Posted May 7, 2005
Cries of Lament
From the book: Faith That Dares To Speak -- already cited on our website
As a former seminary rector and vicar for clergy and religious, I am often asked how I think today’s priests are coping in light of the abuse scandal, their diminished status in the eyes of many, and their own disappointment, sometimes bitter, with the stalled reforms of Vatican II. Polarized, demoralized, fearful, resentful, they are. But they are also hardworking, persevering, faithful, and, in growing numbers, courageous.
The evening before I sat down to write these paragraphs, I met for dinner with four priests. . . .I glanced around the table and looked into the eyes of men who had served long and well. Any observer would have seen in their eyes intelligence, a sense of humor, and fidelity. Unmistakingly, though, there were hints of resignation, fatigue, and discouragement. Not surprisingly, we discussed the church’s leadership crisis and the priesthood’s crisis. Our conversation made it clear we were men without illusions. Each of us knew the clerical system and how it worked. Just beneath the surface of our reflections, I sensed a common thread of lament. We were men who were grieving and the issues on the table were the same issues being addressed in the private conversations of priests from coast to coast — the future of the church, the emerging role of the laity, the dearth of episcopal leadership, and the changing face of ministry.

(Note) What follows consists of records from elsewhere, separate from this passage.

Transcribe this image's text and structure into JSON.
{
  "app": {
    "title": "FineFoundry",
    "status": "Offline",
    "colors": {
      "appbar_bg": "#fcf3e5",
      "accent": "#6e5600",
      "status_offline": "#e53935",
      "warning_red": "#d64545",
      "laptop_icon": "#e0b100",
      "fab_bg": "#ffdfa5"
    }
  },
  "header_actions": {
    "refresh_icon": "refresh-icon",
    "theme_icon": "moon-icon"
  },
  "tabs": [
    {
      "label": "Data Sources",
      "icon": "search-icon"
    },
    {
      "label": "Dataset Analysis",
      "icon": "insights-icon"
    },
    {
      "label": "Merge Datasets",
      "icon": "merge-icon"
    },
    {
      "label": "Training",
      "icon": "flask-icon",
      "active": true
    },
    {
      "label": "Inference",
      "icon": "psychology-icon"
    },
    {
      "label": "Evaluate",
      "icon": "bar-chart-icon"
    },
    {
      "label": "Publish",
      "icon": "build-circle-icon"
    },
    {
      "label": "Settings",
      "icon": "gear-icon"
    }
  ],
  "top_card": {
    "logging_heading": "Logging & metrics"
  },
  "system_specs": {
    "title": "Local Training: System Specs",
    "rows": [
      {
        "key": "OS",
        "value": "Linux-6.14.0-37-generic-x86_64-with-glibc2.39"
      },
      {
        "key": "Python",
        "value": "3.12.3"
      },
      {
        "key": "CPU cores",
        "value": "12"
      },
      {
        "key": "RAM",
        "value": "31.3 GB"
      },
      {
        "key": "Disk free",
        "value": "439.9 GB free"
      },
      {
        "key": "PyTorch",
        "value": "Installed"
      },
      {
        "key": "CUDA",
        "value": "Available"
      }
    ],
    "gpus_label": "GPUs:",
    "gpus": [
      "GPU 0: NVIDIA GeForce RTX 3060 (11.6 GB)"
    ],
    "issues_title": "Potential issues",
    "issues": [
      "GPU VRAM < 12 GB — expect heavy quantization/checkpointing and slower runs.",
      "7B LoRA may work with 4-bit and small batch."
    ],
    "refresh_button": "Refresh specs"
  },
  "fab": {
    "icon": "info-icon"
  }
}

As the evening wore on, the substance and tone of our conversation confirmed my earlier impression that priests are grieving. To be sure, some are grieving the imagined halcyon days of Bing Crosby playing Fr. Chuck O’Malley in Going My Way and The Bells of St. Mary when the status and authority of the priest was unquestioned. Most, I believe, are grieving the aborted promise and vision of the council. They are grieving the terrible wounds that were again and again compounded by bishops and other church officials who feared scandal and the loss of the clergy’s reputation that, in turn, threatened their own credibility and power. They are grieving the complete breakdown of honest dialogue between bishops and priests. Almost all grieve the current ministerial crisis — especially the growing, forced fasting from Eucharist caused by the shortage of priests and the future of the priesthood. They share in the grief and anguish of women who feel they remain second class members of the church. Many grieve the loneliness inherent in celibacy and the hierarchy’s unwillingness even to discuss the issue of mandatory celibacy. Others grieve the children they never fathered and the wife they never married. Their grief, to be sure, is mixed with the deep joy they find in presiding at Eucharist, in preaching, in ministering to their congregations. At least for the present, lament has the upper hand.
The grieving of priests, however, pales when we turn to the victims of clergy sexual abuse. Their cry of lament, and the cry of their parents, siblings, and friends bind them to the biblical Rachel and all who weep for the wronged children of the world. “In Ramah is heard the sound of moaning,/ of bitter weeping!/ Rachel mourns her children,” . . .(Jer 31:15)(. The months that followed the eruption of the John Geoghan scandal in early January 2002 have been dubbed by various writers as the long Lent. And it isn’t over yet. Until the light rays of resurrection finally break through this long, collective dark night, the whole U.S. church, I believe, longs for a public ritual of lament for the thousands of children and teenagers abused by clergy, church personnel, coaches, scout leaders, teachers, and parents. The cries of anguish from Ramah to Boston, form Lafayette to Minneapolis, from Los Angeles to New York now partially smothered by the passage of time will continue to be raised until the Catholic imagination fashions some kind of liturgy of lament to heal and soothe the present pain.
In the meantime, the faithful daring to speak will do so from exile and from their deep pain. They want to “come home” to a church that has for too long treated them as less than full, adult members with gifts to be employed for the mission of the church. They link the abundance of wasted talent with the anguish of starving people who observe wasted food that could feed the multitudes. Like exiles throughout history, the faithful dwell in a strange place, geographically at home, but estranged from church authorities that fail to listen, fail to understand. Around kitchen tables rather than by the side of the rivers of Babylon, they tell their stories of faith to their children and grandchildren fearing even in the telling the loss of faith for the generations to come. Some have made peace with their estrangement, with their exile in place, and have given up all hope for a renewed church. They exist without community or sacraments, without hope sustained by the preaching of the gospel, and soon fail to understand their souls’ true hunger. They get on with their lives as best they can. From time to time, they suspect they have never been missed.
Other exiles in place struggle as all exiles do simply to survive. They clearly are tired of surviving as Catholics and desire now to flourish and to see their children flourish. They have learned the lessons of exile: mature faith, patient endurance, sustaining memory. The hurt and anger of the prolonged estrangement of exile can be heard in the passion and pathos of their voices. But so, too, can their faith, their tenacity, their hope rooted in memory. Underneath the hurt and anger, moreover, they remain disciples, God’s holy people.